[Start of Attachment]

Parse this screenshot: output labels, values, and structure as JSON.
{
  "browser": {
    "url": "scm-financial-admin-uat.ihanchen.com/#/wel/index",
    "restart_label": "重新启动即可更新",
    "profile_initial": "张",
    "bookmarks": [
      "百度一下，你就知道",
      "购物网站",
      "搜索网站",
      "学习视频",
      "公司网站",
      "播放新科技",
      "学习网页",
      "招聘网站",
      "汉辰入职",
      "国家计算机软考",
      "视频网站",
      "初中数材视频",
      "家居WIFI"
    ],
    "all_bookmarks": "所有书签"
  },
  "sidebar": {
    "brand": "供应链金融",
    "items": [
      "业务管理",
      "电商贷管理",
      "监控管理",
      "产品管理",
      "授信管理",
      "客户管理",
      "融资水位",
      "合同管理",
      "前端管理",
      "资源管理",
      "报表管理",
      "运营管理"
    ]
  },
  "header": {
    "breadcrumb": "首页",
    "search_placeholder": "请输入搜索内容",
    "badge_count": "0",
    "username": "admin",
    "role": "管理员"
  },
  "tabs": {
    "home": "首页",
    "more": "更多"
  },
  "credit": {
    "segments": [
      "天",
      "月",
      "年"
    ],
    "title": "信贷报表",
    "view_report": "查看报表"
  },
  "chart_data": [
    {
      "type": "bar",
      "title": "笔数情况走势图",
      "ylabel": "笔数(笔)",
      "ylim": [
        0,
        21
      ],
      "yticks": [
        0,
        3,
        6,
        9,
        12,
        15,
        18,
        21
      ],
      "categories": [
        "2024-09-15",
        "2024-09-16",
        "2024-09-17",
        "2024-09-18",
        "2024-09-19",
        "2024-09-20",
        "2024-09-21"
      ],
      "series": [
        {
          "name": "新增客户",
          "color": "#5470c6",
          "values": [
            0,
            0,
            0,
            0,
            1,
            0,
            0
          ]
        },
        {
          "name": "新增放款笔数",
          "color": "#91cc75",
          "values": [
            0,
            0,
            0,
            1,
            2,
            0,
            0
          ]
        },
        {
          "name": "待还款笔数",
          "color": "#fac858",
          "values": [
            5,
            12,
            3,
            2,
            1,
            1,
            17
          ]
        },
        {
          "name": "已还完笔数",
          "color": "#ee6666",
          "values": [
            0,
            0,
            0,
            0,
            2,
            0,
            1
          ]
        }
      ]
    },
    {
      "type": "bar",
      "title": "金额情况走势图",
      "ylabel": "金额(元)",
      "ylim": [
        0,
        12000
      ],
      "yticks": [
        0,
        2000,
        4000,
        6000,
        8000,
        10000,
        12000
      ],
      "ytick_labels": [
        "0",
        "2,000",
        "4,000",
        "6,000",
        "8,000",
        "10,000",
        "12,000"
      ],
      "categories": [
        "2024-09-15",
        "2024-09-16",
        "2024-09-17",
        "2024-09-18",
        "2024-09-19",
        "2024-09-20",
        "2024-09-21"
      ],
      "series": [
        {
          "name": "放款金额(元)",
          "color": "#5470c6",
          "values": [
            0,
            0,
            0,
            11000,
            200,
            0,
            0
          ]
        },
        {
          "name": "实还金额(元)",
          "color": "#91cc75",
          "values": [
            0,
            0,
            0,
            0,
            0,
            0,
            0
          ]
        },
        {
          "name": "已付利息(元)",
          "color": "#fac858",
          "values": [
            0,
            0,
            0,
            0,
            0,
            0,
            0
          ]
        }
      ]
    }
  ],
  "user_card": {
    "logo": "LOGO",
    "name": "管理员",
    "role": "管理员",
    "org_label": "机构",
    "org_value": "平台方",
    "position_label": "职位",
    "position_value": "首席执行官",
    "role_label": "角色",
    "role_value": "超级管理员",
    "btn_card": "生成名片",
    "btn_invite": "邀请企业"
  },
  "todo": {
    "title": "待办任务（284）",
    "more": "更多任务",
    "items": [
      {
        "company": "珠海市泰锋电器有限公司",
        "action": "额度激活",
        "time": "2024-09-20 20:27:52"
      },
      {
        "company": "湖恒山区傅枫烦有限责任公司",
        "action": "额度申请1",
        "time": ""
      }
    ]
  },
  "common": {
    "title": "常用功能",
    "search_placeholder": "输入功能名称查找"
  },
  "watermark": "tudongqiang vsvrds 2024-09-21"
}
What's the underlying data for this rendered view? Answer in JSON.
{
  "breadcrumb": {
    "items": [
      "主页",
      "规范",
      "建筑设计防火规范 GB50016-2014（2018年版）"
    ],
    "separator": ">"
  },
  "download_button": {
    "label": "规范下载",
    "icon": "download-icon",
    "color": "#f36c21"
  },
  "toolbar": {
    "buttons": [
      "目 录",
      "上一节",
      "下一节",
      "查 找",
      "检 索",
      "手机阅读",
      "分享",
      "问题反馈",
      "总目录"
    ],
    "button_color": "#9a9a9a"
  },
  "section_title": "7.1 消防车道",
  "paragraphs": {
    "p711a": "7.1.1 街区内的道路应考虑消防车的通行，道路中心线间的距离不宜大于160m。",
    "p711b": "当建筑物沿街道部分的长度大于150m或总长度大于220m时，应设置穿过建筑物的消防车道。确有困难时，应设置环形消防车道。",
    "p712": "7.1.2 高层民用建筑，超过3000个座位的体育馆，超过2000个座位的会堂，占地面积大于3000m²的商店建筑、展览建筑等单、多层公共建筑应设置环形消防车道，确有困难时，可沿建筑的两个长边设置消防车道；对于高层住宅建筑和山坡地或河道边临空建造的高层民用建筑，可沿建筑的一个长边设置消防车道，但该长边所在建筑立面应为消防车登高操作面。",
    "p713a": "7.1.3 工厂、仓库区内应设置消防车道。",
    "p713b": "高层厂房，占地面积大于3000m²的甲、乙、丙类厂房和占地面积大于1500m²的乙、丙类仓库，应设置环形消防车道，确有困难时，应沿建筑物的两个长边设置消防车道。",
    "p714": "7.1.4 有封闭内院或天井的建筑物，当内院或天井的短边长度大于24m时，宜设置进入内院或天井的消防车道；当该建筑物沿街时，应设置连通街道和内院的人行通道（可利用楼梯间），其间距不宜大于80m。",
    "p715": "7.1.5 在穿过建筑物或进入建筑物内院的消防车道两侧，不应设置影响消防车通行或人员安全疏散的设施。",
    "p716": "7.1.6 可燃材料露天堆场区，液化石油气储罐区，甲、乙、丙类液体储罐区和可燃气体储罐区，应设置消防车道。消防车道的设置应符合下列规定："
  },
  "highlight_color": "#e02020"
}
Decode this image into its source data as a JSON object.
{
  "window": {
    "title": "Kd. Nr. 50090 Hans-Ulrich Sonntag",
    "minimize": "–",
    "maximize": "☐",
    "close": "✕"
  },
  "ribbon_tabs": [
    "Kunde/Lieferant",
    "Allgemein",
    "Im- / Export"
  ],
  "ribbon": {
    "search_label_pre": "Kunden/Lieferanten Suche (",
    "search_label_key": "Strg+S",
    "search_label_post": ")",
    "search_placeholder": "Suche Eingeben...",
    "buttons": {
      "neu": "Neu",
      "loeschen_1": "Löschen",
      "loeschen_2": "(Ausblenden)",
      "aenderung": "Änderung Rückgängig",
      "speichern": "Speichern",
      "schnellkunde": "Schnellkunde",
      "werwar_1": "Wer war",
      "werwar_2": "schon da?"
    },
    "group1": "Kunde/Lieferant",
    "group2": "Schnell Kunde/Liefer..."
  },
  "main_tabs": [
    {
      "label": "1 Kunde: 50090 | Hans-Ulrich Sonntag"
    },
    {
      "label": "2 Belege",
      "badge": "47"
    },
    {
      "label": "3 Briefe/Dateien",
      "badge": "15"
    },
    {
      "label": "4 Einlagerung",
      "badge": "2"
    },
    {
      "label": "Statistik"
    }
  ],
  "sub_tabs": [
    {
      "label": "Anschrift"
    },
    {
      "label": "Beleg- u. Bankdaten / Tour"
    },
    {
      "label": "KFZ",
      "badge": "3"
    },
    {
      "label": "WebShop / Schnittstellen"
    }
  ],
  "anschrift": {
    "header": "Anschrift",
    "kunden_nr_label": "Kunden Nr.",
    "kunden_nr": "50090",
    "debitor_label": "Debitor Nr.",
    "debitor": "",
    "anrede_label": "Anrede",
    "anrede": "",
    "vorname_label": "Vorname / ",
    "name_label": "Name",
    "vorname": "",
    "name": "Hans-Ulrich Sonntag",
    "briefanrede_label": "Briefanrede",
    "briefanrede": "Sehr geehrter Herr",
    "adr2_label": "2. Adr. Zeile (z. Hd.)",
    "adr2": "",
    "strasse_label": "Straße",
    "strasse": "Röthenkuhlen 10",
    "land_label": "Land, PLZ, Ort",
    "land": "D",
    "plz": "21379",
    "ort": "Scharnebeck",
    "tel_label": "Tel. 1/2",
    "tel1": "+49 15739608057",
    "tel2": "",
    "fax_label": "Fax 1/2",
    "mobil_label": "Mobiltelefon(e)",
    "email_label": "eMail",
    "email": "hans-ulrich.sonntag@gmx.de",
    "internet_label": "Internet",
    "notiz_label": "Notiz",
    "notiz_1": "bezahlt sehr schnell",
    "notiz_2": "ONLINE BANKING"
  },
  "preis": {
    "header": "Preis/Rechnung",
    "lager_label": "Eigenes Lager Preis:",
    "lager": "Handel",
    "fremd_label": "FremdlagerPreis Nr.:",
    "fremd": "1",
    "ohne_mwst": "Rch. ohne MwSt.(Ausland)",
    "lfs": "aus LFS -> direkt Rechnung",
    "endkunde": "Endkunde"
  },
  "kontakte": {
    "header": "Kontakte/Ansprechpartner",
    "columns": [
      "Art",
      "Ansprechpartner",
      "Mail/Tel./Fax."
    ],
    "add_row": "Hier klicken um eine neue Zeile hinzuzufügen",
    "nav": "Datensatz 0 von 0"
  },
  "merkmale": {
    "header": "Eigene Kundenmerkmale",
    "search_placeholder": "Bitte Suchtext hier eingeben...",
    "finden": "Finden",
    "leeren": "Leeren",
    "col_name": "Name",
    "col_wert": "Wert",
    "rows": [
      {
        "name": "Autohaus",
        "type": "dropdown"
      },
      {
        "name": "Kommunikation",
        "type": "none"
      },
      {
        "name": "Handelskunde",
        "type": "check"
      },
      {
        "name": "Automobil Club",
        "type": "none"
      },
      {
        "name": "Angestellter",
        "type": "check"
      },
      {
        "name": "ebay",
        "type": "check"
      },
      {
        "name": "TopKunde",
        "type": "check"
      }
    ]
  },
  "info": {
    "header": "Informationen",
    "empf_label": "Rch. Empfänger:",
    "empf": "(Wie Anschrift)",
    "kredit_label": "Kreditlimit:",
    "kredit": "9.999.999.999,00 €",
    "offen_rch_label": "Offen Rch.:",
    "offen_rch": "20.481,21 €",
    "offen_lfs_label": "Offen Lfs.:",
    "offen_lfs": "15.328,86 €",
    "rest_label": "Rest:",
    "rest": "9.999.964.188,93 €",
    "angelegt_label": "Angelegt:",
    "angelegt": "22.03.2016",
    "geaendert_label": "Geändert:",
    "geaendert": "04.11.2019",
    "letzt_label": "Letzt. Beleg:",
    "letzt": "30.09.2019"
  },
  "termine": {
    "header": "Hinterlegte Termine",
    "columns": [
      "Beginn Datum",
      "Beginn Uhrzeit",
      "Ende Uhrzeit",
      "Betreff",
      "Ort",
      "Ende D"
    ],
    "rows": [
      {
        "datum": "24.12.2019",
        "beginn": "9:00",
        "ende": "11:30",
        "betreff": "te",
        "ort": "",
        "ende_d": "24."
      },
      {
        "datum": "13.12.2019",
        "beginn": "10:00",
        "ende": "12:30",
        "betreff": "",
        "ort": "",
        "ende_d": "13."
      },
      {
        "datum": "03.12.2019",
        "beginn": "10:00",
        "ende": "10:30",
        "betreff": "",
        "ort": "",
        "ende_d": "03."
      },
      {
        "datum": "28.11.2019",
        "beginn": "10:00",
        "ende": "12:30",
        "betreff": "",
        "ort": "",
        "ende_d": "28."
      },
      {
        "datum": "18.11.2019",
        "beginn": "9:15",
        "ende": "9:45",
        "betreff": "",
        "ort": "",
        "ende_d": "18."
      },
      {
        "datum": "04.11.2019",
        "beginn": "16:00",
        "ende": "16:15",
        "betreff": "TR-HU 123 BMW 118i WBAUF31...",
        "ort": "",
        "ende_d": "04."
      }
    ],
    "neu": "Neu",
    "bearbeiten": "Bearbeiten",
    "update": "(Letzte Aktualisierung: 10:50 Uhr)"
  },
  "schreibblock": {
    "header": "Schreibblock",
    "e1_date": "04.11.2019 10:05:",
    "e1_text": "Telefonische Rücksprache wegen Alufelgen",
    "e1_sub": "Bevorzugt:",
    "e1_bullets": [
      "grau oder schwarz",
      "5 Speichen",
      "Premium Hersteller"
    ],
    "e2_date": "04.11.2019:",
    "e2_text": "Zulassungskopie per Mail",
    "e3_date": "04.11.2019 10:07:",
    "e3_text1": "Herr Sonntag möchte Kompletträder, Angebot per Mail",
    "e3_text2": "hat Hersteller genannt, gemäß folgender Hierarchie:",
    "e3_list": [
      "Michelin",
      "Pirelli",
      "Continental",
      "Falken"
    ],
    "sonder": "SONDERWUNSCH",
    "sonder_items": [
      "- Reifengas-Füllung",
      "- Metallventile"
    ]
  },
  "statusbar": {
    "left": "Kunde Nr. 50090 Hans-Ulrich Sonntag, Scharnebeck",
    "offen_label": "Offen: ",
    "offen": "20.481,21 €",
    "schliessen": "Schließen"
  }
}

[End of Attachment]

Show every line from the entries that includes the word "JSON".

Parse this screenshot: output labels, values, and structure as JSON.
What's the underlying data for this rendered view? Answer in JSON.
Decode this image into its source data as a JSON object.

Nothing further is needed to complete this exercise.